Two separate House committees have this year advanced legislation to give CISA a total of $800 million more to add to its current $2 billion total budget. Those proposed funds come on top of another extra $650 million that Congress and President Biden provided to CISA in March through the American Rescue Plan. Both chambers of Congress are also contemplating legislation that would make CISA the hub where vital companies would report major cybersecurity incidents, following the string of monumental cyberattacks that began with the SolarWinds breach in December, as well as extending the CISA director’s tenure a five-year term, to insulate the department against politics.
Now we have to worry about PhaaS
Microsoft’s security team announced it discovered a Phishing-as-a-Service organization dubbed BulletProofLink, that provides phishing services to cybercriminal organizations. Clients pay BulletProofLink $800 to register, after which it provides built-in hosting for phishing URLs, email-sending services, and collecting credentials from attacks. BulletProofLinks also maintains a separate store for new phishing email templates. Interestingly, Microsoft also saw signs that the organization is keeping copies of compromised credentials for its own purposes. Microsoft described the group as “technically advanced,” evidenced by the group using hacked sites to host phishing pages.
REvil double-crosses ransomware affiliates using sneaky backdoor tactics

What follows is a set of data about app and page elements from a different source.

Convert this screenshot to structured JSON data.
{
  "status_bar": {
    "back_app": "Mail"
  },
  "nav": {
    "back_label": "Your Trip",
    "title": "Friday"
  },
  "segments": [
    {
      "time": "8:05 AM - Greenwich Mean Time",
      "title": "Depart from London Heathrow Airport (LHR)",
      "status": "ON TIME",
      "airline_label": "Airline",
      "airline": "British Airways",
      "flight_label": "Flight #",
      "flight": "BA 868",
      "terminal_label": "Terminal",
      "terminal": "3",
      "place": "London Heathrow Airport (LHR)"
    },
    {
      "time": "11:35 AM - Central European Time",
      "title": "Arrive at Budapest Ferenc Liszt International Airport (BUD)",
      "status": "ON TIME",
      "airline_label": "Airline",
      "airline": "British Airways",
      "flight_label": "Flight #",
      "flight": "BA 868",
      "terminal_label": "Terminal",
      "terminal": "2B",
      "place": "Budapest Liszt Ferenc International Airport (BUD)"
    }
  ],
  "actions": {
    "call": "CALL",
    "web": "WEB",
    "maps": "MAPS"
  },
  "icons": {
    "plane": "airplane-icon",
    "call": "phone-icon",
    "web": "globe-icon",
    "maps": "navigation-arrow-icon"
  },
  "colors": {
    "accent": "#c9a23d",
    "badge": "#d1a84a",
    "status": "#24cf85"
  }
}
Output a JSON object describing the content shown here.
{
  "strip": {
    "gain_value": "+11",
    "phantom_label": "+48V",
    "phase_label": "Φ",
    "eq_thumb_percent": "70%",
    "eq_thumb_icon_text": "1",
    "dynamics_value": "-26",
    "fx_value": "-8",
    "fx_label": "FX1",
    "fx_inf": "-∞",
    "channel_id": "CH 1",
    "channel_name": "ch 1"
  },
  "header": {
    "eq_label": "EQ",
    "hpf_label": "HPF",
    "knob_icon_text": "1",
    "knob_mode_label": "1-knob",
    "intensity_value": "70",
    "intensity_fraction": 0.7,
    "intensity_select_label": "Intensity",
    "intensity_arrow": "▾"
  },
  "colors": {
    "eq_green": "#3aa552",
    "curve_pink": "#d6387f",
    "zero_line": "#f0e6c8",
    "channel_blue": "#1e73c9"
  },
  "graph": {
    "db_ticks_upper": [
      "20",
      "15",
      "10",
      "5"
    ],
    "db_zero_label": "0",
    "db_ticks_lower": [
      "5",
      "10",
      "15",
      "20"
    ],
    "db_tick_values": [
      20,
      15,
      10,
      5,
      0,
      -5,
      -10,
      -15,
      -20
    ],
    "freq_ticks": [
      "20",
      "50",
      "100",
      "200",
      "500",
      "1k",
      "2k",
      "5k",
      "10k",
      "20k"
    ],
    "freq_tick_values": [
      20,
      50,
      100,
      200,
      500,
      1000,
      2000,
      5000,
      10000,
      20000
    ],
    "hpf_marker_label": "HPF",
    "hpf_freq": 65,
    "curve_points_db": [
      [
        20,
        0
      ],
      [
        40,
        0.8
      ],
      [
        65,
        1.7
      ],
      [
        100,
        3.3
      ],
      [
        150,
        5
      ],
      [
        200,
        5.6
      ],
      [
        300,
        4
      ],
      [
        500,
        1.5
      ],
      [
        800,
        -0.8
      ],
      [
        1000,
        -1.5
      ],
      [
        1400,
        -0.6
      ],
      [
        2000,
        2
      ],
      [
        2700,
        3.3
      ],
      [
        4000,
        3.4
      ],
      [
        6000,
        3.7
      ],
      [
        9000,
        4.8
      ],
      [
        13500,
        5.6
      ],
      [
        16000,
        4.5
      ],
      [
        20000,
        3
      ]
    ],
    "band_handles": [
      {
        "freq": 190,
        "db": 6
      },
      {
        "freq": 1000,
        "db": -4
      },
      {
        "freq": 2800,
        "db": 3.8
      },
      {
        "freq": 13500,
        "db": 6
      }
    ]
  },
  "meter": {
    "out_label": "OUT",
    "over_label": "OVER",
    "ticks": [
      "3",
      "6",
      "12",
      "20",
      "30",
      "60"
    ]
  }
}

New reports confirm that the REvil ransomware-as-a-service (RaaS) operation has been scamming its affiliates out of their ransom payments. In REvil’s ransomware model, developers create the malware and maintain the underlying infrastructure, and then recruit affiliates to attack victims, dividing the proceeds between the two parties with affiliates taking the larger cut (typically 70-80%). Yelisey Boguslavskiy, head of research at Advanced Intel, said that when talks reached a critical point, REvil would use a backdoor in its software to take over the chat, posing as the victim refusing to pay, and would then continue the negotiations with the victim in order to obtain the full ransom payment.. Boguslavskiy added that since at least 2020, claims of REvil’s scam have been made by various actors on underground forums.
Who watches the watchers? iOS 15 evidently
Apple released iOS 15 this week, and one of the new features in the Privacy settings is “Record App Activity.” Users can either wait a few days for the OS to generate a report in settings, or export a JSON file with the data any time. According to developer documentation, this feature will show if an app accesses the photo library, camera, microphone, contacts, the media library, location, screen sharing, and what domains an app reaches out to.